Frustration is growing amongst diplomats wrangling over their own lack of progress on a deal to combat climate change.

Crucially, these will be the final five days of official negotiations to prepare for the much-anticipated November 30-December 11 Paris conference tasked with sealing a long-sought universal climate deal.

At the beginning of September, on the final day of a crucial negotiating round in Bonn, Germany, delegates turned to the joint chairmen of the UN forum for help in editing the unwieldy blueprint into a more manageable format, Gulf Times reported.

The duo, Algeria’s Ahmed Djoghlaf and Daniel Reifsnyder of the United States, promised to have a streamlined version ready in time for the next round of Bonn talks from October 19-23.  The pair also announced that a dedicated “drafting committee” will be created to start work as soon as negotiators reassemble.

There are fundamental disagreements on how to share carbon-emissions cuts between rich nations—which have polluted for longer—and emerging giants such as China and India powering their own fast-growing economies and populations.
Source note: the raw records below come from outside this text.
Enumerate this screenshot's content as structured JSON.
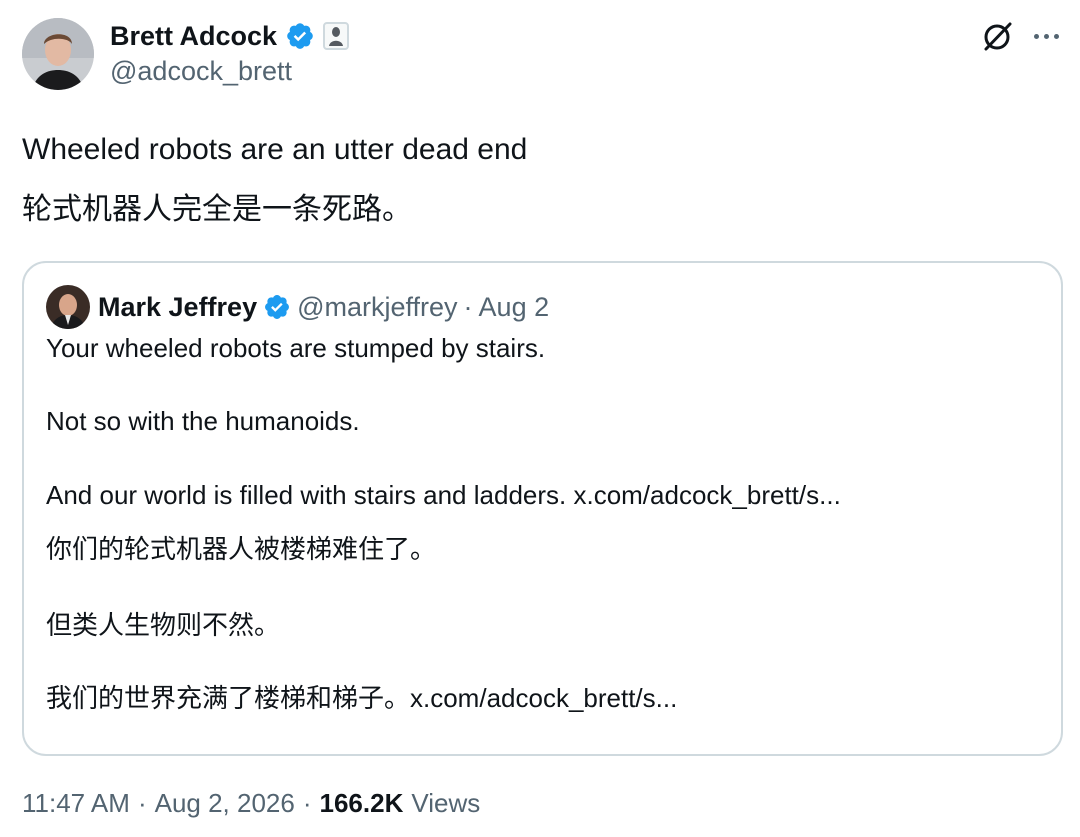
{
  "author": {
    "name": "Brett Adcock",
    "handle": "@adcock_brett"
  },
  "tweet": {
    "lines": [
      "Wheeled robots are an utter dead end",
      "轮式机器人完全是一条死路。"
    ]
  },
  "quoted": {
    "name": "Mark Jeffrey",
    "handle": "@markjeffrey",
    "separator": "·",
    "date": "Aug 2",
    "lines": [
      "Your wheeled robots are stumped by stairs.",
      "Not so with the humanoids.",
      "And our world is filled with stairs and ladders. x.com/adcock_brett/s...",
      "你们的轮式机器人被楼梯难住了。",
      "但类人生物则不然。",
      "我们的世界充满了楼梯和梯子。x.com/adcock_brett/s..."
    ]
  },
  "meta": {
    "time": "11:47 AM",
    "sep1": "·",
    "date": "Aug 2, 2026",
    "sep2": "·",
    "views_count": "166.2K",
    "views_label": "Views"
  },
  "icons": {
    "verified": "verified-badge-icon",
    "affiliation": "affiliation-badge-icon",
    "grok": "grok-icon",
    "more": "more-icon"
  },
  "colors": {
    "verified": "#1d9bf0",
    "secondary_text": "#536471",
    "border": "#cfd9de",
    "primary_text": "#0f1419"
  }
}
Meanwhile, analysts cited by Gulf Times have warned that inadequate national targets for curbing climate-altering greenhouse gases mean emissions will be “far above” the level required to stave off disastrous global warming.